Jag Sanghera, who runs D&S News and Off Licence in London's Shepherd's Bush, thought he had found a good deal for Halls Mentho-Lyptus at the confectionery wholesaler Hancocks. "It was the best price on the market, at £5.99 for 20 tubes," said Jag. "Our regular wholesale price is £7.29, which would have cost us 42.8p. But when I put them on sale for the recommended price of 59p some of the old ladies complained. One said 'you're ripping me off - they're only 26p in Tesco'."
Jag couldn't believe this so he went and checked for himself. It was all too true. Furthermore, it was true for Asda and Waitrose. And the lozenges did not appear to be on special promotion.
Cadbury Trebor Bassett looked into it and said that, as expected, this price promotion was led entirely by Tesco and the other multiples and that CTB's recommended retail prices are the same across both the convenience and grocery sectors.
It would appear that, as this time of year is peak season for colds, the multiples all decided to drop their prices.

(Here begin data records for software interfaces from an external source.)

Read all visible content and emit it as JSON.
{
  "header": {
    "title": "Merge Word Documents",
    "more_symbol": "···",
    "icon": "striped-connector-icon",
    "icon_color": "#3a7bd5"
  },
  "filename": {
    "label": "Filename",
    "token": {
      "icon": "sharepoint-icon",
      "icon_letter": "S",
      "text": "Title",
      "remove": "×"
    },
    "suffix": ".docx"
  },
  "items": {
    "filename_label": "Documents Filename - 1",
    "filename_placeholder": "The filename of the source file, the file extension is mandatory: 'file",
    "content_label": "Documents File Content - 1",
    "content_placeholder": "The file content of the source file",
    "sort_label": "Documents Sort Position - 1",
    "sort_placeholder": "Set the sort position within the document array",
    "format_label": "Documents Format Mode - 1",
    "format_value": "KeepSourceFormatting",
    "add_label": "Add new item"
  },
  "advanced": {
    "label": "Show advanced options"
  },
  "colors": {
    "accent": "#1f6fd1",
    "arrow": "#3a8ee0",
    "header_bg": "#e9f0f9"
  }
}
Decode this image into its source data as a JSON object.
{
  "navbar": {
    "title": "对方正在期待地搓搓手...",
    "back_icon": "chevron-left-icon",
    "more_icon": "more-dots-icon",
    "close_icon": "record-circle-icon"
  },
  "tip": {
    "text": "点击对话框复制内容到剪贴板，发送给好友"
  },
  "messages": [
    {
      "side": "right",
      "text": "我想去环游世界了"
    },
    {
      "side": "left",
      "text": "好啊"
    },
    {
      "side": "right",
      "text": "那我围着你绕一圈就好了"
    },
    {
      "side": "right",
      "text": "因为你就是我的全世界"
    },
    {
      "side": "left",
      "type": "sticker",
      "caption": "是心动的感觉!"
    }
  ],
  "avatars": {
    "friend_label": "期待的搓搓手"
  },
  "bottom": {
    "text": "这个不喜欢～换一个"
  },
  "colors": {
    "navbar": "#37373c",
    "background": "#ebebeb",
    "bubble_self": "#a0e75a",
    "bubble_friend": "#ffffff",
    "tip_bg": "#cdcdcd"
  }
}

Trade communications manager Kate Harding said: "The price Mr Sanghera is referring to was driven by the multiple grocers in question. While manufacturers can recommend retail prices for products, ultimately they do not have control over the price the retailer sets. The recommended retail price for Halls Mentho-Lyptus is 59p."
One sometimes hears about independents buying supplies from supermarkets because they can get certain goods there cheaper than at the cash & carry, and when you see price gaps you could drive a bus through you begin to understand why.
Jag is not considering this tactic but he is concerned about the image he is projecting to his old ladies (who, let's face it, are going to be the biggest fans of Halls Mentho-Lyptus). They will notice these price differentials and will not be swayed by the argument that it is beyond Jag's control.